- What the exercise asks -
Only the number is needed: how many lines in the entries below contain the string "Settings"?

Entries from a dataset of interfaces
-.-.-

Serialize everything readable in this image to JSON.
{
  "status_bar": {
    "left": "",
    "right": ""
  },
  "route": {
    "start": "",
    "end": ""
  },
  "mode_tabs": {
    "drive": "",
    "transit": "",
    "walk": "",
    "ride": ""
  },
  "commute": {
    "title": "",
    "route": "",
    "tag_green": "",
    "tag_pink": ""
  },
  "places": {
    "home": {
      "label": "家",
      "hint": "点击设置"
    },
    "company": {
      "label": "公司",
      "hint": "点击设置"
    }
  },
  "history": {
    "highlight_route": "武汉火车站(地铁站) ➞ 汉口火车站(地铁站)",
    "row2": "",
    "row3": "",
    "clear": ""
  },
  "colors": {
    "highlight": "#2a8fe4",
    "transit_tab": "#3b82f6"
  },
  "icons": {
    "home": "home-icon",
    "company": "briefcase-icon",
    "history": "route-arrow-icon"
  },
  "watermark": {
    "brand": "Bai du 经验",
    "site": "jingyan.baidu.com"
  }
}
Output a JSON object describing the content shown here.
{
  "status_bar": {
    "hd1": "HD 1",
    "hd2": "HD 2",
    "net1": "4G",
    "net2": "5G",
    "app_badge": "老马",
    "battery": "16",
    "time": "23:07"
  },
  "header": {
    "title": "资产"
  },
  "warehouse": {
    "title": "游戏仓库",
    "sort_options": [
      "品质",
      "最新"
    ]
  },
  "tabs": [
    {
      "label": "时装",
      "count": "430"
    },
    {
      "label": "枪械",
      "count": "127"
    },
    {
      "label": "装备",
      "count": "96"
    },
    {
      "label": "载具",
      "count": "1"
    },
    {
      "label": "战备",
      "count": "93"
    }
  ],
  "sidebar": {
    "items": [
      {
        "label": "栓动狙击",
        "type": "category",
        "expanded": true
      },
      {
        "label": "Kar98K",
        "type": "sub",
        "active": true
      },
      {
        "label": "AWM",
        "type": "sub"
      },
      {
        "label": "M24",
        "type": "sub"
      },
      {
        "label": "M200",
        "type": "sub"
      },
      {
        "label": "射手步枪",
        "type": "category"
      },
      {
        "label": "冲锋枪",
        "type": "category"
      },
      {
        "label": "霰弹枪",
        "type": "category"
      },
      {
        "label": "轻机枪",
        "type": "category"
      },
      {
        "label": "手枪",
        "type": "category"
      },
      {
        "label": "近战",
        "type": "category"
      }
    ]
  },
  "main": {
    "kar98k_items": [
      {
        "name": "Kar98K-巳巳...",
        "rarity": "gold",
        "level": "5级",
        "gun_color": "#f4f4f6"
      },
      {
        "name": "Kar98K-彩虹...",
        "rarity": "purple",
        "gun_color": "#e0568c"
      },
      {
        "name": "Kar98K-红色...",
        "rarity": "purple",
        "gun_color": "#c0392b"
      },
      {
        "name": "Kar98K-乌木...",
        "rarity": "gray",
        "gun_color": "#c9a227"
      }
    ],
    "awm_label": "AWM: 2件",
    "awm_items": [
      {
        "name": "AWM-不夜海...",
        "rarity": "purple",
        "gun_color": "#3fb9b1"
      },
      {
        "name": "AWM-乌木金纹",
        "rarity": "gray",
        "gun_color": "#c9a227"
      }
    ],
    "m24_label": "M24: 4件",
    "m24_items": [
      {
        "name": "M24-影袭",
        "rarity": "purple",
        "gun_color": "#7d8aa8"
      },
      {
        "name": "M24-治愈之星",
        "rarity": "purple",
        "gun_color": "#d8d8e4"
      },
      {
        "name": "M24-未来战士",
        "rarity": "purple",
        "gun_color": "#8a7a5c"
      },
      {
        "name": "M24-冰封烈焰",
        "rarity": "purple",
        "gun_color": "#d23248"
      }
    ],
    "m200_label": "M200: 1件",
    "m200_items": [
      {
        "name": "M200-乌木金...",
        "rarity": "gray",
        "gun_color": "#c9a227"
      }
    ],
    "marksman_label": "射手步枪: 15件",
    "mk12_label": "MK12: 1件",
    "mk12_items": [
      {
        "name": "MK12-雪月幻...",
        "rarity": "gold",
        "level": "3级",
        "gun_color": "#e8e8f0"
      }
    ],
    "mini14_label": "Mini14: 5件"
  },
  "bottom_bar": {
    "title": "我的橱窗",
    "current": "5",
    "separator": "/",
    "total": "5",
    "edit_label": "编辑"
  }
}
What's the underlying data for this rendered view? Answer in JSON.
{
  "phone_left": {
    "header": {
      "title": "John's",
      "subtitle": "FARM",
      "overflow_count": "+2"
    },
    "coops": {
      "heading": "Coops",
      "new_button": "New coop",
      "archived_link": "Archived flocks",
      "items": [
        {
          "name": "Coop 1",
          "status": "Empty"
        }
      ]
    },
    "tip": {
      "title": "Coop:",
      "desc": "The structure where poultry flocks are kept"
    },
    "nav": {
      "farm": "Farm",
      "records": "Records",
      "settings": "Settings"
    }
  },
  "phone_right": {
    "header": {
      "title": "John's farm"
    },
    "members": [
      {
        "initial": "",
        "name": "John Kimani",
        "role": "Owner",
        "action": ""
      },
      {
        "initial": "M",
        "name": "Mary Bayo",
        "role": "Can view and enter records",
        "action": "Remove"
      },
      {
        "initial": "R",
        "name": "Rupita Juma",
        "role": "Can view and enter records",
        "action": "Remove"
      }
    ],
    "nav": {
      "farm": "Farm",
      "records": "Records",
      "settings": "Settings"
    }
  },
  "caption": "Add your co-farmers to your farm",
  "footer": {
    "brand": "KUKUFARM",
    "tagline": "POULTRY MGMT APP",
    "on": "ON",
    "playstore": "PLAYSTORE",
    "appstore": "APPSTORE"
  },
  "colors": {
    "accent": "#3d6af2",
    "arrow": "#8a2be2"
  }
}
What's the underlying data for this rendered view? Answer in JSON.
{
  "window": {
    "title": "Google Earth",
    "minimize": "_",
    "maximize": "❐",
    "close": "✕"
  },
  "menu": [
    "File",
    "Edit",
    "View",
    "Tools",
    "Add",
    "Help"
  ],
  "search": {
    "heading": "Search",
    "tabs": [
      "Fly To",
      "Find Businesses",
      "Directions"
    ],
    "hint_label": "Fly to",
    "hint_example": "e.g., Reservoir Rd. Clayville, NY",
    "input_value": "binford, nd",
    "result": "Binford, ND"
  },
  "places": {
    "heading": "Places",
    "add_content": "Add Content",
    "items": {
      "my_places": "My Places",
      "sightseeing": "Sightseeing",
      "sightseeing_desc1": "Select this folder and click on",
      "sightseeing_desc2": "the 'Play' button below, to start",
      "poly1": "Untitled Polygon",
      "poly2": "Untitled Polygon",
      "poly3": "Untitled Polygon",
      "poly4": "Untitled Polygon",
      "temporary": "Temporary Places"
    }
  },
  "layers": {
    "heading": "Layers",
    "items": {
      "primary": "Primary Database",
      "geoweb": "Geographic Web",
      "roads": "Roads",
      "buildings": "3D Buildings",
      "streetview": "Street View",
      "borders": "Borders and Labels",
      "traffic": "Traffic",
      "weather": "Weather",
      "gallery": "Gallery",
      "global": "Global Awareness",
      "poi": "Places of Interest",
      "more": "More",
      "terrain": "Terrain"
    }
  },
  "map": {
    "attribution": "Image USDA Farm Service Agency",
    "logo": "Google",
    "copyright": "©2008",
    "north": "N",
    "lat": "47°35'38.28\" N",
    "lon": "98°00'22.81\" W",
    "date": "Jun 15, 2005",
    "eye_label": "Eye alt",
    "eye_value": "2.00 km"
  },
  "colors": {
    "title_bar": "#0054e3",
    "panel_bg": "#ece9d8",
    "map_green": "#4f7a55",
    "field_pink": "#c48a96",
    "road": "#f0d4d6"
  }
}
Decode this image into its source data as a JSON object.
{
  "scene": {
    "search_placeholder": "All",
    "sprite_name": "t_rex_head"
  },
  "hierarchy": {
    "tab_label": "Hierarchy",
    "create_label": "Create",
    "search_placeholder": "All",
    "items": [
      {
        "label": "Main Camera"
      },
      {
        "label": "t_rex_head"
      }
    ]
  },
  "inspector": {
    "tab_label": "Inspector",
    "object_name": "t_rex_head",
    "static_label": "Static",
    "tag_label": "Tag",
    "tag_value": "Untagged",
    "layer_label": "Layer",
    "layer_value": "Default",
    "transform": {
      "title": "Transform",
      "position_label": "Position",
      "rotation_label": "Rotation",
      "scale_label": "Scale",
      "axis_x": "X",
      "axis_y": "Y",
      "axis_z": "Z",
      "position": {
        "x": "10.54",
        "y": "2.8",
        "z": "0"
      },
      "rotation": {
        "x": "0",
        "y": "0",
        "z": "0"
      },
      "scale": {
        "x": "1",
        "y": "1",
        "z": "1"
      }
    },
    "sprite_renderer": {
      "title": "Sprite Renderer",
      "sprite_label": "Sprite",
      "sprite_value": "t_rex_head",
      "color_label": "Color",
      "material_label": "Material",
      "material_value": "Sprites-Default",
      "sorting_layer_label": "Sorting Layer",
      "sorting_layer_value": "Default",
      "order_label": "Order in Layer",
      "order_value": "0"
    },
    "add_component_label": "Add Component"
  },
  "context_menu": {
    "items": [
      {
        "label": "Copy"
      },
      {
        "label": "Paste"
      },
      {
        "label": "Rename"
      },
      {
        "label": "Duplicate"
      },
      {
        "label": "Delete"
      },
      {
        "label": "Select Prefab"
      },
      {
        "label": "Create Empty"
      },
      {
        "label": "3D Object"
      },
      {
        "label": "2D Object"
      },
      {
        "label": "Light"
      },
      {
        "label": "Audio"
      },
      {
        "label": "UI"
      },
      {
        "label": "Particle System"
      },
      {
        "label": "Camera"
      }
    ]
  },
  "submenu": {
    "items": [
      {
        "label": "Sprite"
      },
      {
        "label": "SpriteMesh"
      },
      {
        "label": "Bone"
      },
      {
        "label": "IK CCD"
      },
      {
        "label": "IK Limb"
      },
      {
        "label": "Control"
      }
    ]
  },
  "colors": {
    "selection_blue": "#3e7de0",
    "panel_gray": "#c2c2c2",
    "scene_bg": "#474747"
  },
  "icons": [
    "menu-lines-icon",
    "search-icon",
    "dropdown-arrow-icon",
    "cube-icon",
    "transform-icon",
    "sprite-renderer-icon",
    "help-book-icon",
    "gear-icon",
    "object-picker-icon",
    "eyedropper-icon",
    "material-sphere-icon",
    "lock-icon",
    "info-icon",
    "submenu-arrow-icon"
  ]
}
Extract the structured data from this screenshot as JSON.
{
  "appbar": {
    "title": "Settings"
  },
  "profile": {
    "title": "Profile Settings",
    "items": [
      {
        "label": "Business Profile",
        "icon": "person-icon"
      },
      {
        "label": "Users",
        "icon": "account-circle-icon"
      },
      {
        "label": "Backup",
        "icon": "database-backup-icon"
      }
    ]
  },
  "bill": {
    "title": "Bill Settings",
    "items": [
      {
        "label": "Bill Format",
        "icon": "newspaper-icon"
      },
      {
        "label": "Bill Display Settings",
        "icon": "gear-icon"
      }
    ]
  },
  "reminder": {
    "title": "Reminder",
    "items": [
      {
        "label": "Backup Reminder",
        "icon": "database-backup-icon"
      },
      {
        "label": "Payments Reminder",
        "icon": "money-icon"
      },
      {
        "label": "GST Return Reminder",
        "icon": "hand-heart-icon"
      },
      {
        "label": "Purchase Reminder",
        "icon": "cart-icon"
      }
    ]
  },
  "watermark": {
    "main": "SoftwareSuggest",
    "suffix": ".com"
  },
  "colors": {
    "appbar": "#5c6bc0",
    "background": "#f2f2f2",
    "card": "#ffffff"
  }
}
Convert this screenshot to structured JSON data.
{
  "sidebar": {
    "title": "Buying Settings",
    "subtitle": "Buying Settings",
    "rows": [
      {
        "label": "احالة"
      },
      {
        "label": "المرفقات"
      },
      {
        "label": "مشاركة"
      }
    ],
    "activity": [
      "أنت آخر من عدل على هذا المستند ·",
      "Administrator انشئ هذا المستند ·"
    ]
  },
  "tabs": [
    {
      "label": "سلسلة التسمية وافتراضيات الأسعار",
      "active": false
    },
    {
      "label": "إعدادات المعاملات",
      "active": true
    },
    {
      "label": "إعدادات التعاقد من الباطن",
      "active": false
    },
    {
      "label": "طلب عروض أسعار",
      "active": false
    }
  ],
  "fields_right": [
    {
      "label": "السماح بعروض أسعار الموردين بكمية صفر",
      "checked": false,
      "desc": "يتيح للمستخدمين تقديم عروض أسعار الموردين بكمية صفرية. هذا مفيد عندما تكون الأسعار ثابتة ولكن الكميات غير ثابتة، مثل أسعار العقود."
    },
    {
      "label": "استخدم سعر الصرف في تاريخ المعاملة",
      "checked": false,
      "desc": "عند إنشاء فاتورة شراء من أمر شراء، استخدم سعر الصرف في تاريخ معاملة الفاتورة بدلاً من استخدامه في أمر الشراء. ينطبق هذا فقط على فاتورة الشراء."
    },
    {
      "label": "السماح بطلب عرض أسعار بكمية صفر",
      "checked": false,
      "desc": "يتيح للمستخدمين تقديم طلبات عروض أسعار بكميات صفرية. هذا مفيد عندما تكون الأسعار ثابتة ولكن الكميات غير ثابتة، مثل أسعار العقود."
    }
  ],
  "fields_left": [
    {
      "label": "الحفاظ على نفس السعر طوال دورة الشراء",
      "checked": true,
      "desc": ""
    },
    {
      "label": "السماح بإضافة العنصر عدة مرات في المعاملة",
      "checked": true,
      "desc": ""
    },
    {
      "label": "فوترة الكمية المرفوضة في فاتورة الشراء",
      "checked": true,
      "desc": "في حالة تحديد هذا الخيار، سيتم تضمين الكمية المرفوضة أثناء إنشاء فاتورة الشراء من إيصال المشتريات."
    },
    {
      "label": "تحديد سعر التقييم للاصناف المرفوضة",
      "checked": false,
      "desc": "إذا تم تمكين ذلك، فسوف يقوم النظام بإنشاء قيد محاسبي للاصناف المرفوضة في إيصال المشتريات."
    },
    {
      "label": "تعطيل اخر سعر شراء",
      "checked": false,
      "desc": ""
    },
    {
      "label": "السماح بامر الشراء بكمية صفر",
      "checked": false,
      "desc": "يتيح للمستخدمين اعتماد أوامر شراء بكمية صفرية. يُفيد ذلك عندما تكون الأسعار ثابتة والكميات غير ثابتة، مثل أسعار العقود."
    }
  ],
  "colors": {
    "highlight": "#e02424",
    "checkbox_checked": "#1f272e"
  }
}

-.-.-

- Exercise result -
8